Jorge Gonzalez-Ramirez pleaded guilty to transporting illegal aliens and illegally reentering the United States. The plea was entered today before U.S. Magistrate Judge Keith Giblin.
According to information presented in court, on Feb. 12, 2019, Gonzalez-Ramirez was stopped for a traffic violation in Corrigan, Texas. During the traffic stop, it was discovered that Gonzalez-Ramirez and his six passengers were all in the United States illegally. Among the passengers, was a seven-year-old child traveling with a purported relative, without proper safety restraints. Federal immigration agents arrived at the Corrigan Police Department and took custody of all individuals and transported them to the Montgomery Processing Center in Conroe, Texas. Their investigation determined that some of the passengers, including the minor, had traveled through Mexico from Guatemala, crossed into the United States illegally, and then illegally transported to Houston. Gonzalez-Ramirez admitted that he picked up the illegal aliens from an apartment in Houston and was promised money for transporting them. Gonzalez-Ramirez had previously been deported from the United States to Guatemala in March 2011, and had reentered the United States illegally.
Under federal statutes, Gonzalez-Ramirez faces up to 10 years in federal prison at sentencing. The maximum statutory sentence prescribed by Congress is provided here for information purposes, as the sentence will be determined by the court based on the advisory sentencing guidelines and other statutory factors. A sentencing hearing will be scheduled after the completion of a presentence investigation by the U.S. Probation Office
This case was investigated by Homeland Security Investigations/Immigration, Customs Enforcement HSI/ICE, and the Corrigan Police Department, and prosecuted by Assistant U.S. Attorney Randall L. Fluke and Special Assistant U.S. Attorney Tommy Coleman.
CPR - Flexible schedules on Wednesdays 9:00 a.m. – 5:00 p.m. at Carthage Campus/Smith Building
Phone: CPR Coordinator 903-693-1194
Truck Driving (CDL) - Flexible Schedules/Classes begin every two weeks at Marshall Driving Campus
PHONE: Tammy Hicks 903-578-0525
CNA - Starting in June on all Campuses
Med Aide Update - June 17 – 21, 2019 on Internet
Paraprofessional - Starting every two weeks at Carthage Campus
Real Estate Licensing Program - Flexible Schedules on the internet
Paint With Kate - Friday June 7, 2019 5:30 p.m. – 8:30 p.m. at Carthage Campus
Paint With Kate - Friday July 12, 2019 5:30 p.m. – 8:30 p.m. at Carthage Campus
Kids Summer Camps - All summer at Carthage Campus
If you need any additional information, call Panola College Workforce and Continuing Education: 903-693-2067.
BEAUMONT, Texas – A 25-year-old Mexican national illegally in the United States, has pleaded guilty to immigration violations in the Eastern District of Texas, announced U.S. Attorney Joseph D. Brown today.

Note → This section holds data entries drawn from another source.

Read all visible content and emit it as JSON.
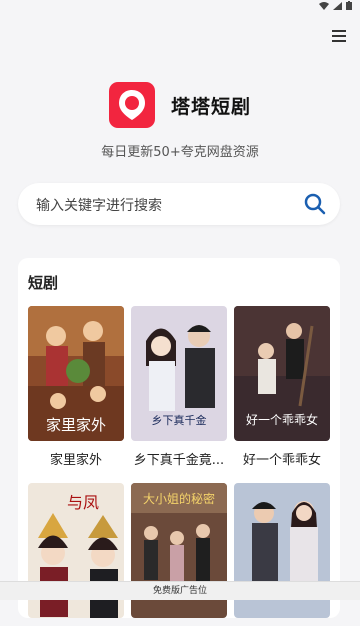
{
  "app": {
    "name": "塔塔短剧",
    "tagline": "每日更新50+夸克网盘资源"
  },
  "search": {
    "placeholder": "输入关键字进行搜索"
  },
  "section": {
    "title": "短剧"
  },
  "posters": [
    {
      "caption": "家里家外",
      "overlay": "家里家外"
    },
    {
      "caption": "乡下真千金竟...",
      "overlay": "乡下真千金"
    },
    {
      "caption": "好一个乖乖女",
      "overlay": "好一个乖乖女"
    },
    {
      "caption": "",
      "overlay": "与凤"
    },
    {
      "caption": "",
      "overlay": "大小姐的秘密"
    },
    {
      "caption": "",
      "overlay": ""
    }
  ],
  "ad": {
    "label": "免费版广告位"
  },
  "colors": {
    "brand": "#f2253f",
    "search_icon": "#1b5fb0"
  }
}
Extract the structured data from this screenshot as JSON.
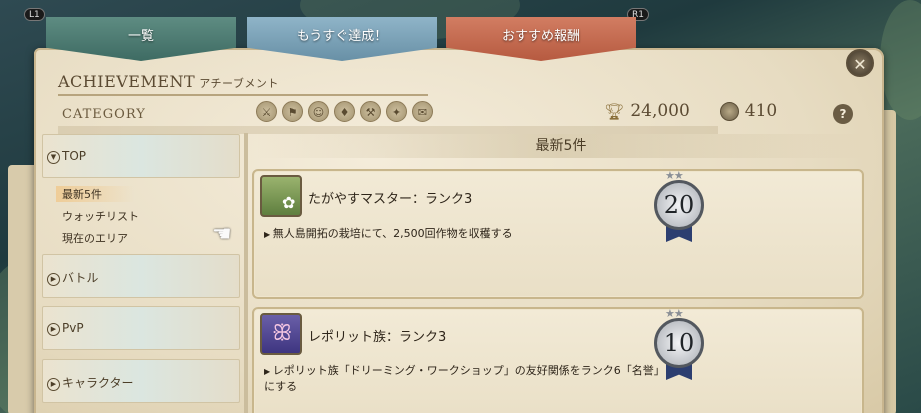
{
  "shoulder": {
    "left": "L1",
    "right": "R1"
  },
  "tabs": [
    {
      "label": "一覧",
      "color": "#4f7d74"
    },
    {
      "label": "もうすぐ達成！",
      "color": "#7ca2b8"
    },
    {
      "label": "おすすめ報酬",
      "color": "#c66c50"
    }
  ],
  "header": {
    "title": "ACHIEVEMENT",
    "subtitle": "アチーブメント"
  },
  "category": {
    "label": "CATEGORY",
    "icons": [
      "battle-icon",
      "pvp-icon",
      "character-icon",
      "items-icon",
      "crafting-icon",
      "exploration-icon",
      "quests-icon"
    ]
  },
  "points": {
    "achievement_points": "24,000",
    "coin_count": "410"
  },
  "sidebar": {
    "top_label": "TOP",
    "sub_items": [
      "最新5件",
      "ウォッチリスト",
      "現在のエリア"
    ],
    "items": [
      "バトル",
      "PvP",
      "キャラクター"
    ]
  },
  "main": {
    "list_title": "最新5件",
    "achievements": [
      {
        "name": "たがやすマスター：ランク3",
        "description": "無人島開拓の栽培にて、2,500回作物を収穫する",
        "points": "20",
        "stars": "★★",
        "icon": "crop-harvest-icon"
      },
      {
        "name": "レポリット族：ランク3",
        "description": "レポリット族「ドリーミング・ワークショップ」の友好関係をランク6「名誉」にする",
        "points": "10",
        "stars": "★★",
        "icon": "loporrit-icon"
      }
    ]
  }
}
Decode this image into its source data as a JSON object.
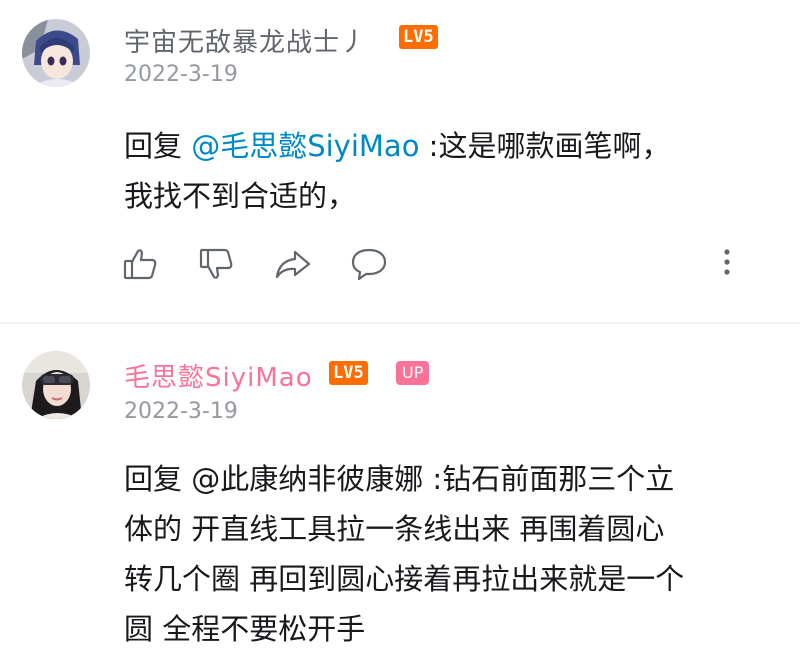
{
  "comments": [
    {
      "username": "宇宙无敌暴龙战士丿",
      "level": "LV5",
      "badge": "",
      "date": "2022-3-19",
      "reply_prefix": "回复 ",
      "mention": "@毛思懿SiyiMao",
      "text_line1": " :这是哪款画笔啊，",
      "text_line2": "我找不到合适的，",
      "actions": [
        "like-icon",
        "dislike-icon",
        "share-icon",
        "reply-icon",
        "more-icon"
      ]
    },
    {
      "username": "毛思懿SiyiMao",
      "level": "LV5",
      "badge": "UP",
      "date": "2022-3-19",
      "lines": [
        "回复 @此康纳非彼康娜 :钻石前面那三个立",
        "体的 开直线工具拉一条线出来 再围着圆心",
        "转几个圈 再回到圆心接着再拉出来就是一个",
        "圆 全程不要松开手"
      ]
    }
  ],
  "colors": {
    "username_gray": "#61666d",
    "username_pink": "#fb7299",
    "level_badge": "#ff6c00",
    "up_badge": "#fb7299",
    "mention_blue": "#008ac5",
    "date_gray": "#9499a0"
  }
}
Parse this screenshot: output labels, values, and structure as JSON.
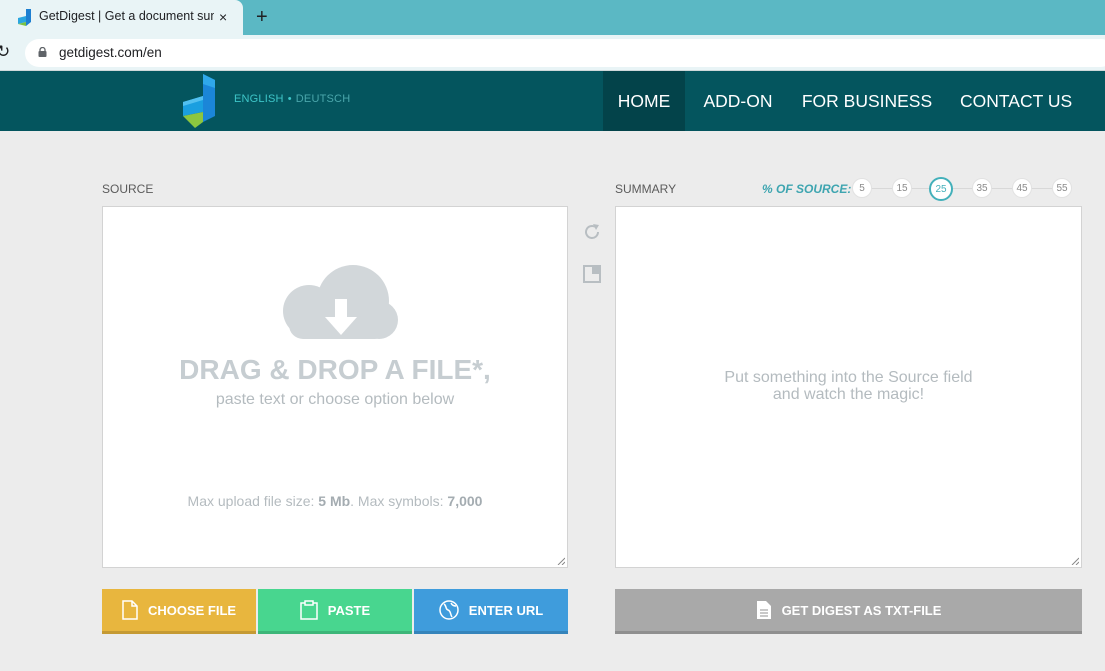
{
  "browser": {
    "tab_title": "GetDigest | Get a document summary",
    "tab_close": "×",
    "new_tab": "+",
    "reload": "↻",
    "url": "getdigest.com/en"
  },
  "header": {
    "lang_active": "ENGLISH",
    "lang_sep": "•",
    "lang_other": "DEUTSCH",
    "nav": [
      "HOME",
      "ADD-ON",
      "FOR BUSINESS",
      "CONTACT US"
    ],
    "active_nav": "HOME"
  },
  "source": {
    "label": "SOURCE",
    "drop_title": "DRAG & DROP A FILE*,",
    "drop_sub": "paste text or choose option below",
    "limits_prefix": "Max upload file size: ",
    "max_size": "5 Mb",
    "limits_mid": ". Max symbols: ",
    "max_symbols": "7,000"
  },
  "summary": {
    "label": "SUMMARY",
    "pct_label": "% OF SOURCE:",
    "pct_options": [
      "5",
      "15",
      "25",
      "35",
      "45",
      "55"
    ],
    "pct_selected": "25",
    "placeholder_line1": "Put something into the Source field",
    "placeholder_line2": "and watch the magic!"
  },
  "buttons": {
    "choose_file": "CHOOSE FILE",
    "paste": "PASTE",
    "enter_url": "ENTER URL",
    "get_digest": "GET DIGEST AS TXT-FILE"
  },
  "colors": {
    "header_bg": "#04555e",
    "nav_active_bg": "#03434a",
    "choose_file": "#e8b63e",
    "paste": "#48d68f",
    "enter_url": "#3f9cdc",
    "get_digest": "#a9a9a9",
    "accent": "#43b0ba"
  }
}
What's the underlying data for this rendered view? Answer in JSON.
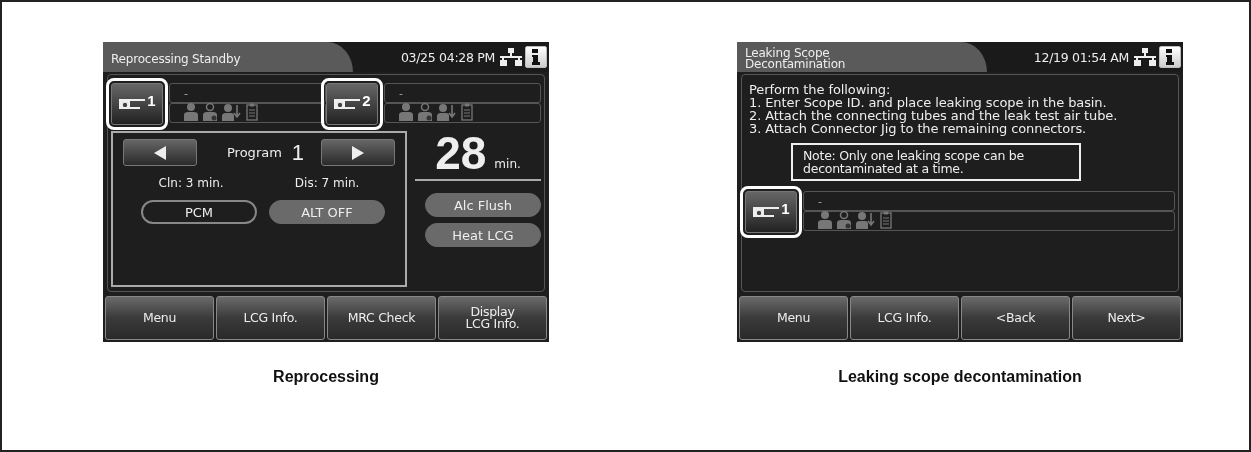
{
  "screens": [
    {
      "kind": "standby",
      "title": "Reprocessing Standby",
      "datetime": "03/25 04:28 PM",
      "scopes": [
        {
          "number": "1",
          "scope_id": "-",
          "highlighted": true
        },
        {
          "number": "2",
          "scope_id": "-",
          "highlighted": true
        }
      ],
      "program": {
        "label": "Program",
        "number": "1",
        "cleaning": "Cln: 3 min.",
        "disinfection": "Dis: 7 min.",
        "toggles": [
          {
            "label": "PCM",
            "on": false
          },
          {
            "label": "ALT OFF",
            "on": true
          }
        ]
      },
      "time": {
        "value": "28",
        "unit": "min."
      },
      "status_buttons": [
        "Alc Flush",
        "Heat LCG"
      ],
      "buttons": [
        "Menu",
        "LCG Info.",
        "MRC Check",
        "Display\nLCG Info."
      ],
      "caption": "Reprocessing"
    },
    {
      "kind": "leak",
      "title": "Leaking Scope\nDecontamination",
      "datetime": "12/19 01:54 AM",
      "instructions": [
        "Perform the following:",
        "1. Enter Scope ID. and place leaking scope in the basin.",
        "2. Attach the connecting tubes and the leak test air tube.",
        "3. Attach Connector Jig to the remaining connectors."
      ],
      "note": "Note: Only one leaking scope can be decontaminated at a time.",
      "scopes": [
        {
          "number": "1",
          "scope_id": "-",
          "highlighted": true
        }
      ],
      "buttons": [
        "Menu",
        "LCG Info.",
        "<Back",
        "Next>"
      ],
      "caption": "Leaking scope decontamination"
    }
  ]
}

Joel Sanchez-Guzman pleaded guilty to transporting illegal aliens and illegally reentering the United States after having been deported. The plea was entered today before U.S. Magistrate Judge Keith Giblin.
According to information presented in court, on Feb. 16, 2019, law enforcement officers discovered Sanchez-Guzman transporting eight individuals he knew to be illegally in the United States. Further investigation revealed Sanchez-Guzman had been paid to transport the illegal aliens through Texas to the northeastern United States. They also determined that Sanchez-Guzman had transported illegal aliens in this manner on prior occasions.
Under the federal statute, Sanchez-Guzman faces up to 10 years in federal prison at sentencing. The maximum statutory sentence prescribed by Congress is provided here for information purposes, as the sentencing will be determined by the court based on the advisory sentencing guidelines and other statutory factors. A sentencing hearing will be scheduled after the completion of a presentence investigation by the U.S. Probation Office
This case was investigated by Homeland Security Investigations/Immigration and Customs Enforcement HSI/ICE, the Nacogdoches Police Department and the Lufkin Police Department and prosecuted by Assistant U.S. Attorney Randall L. Fluke.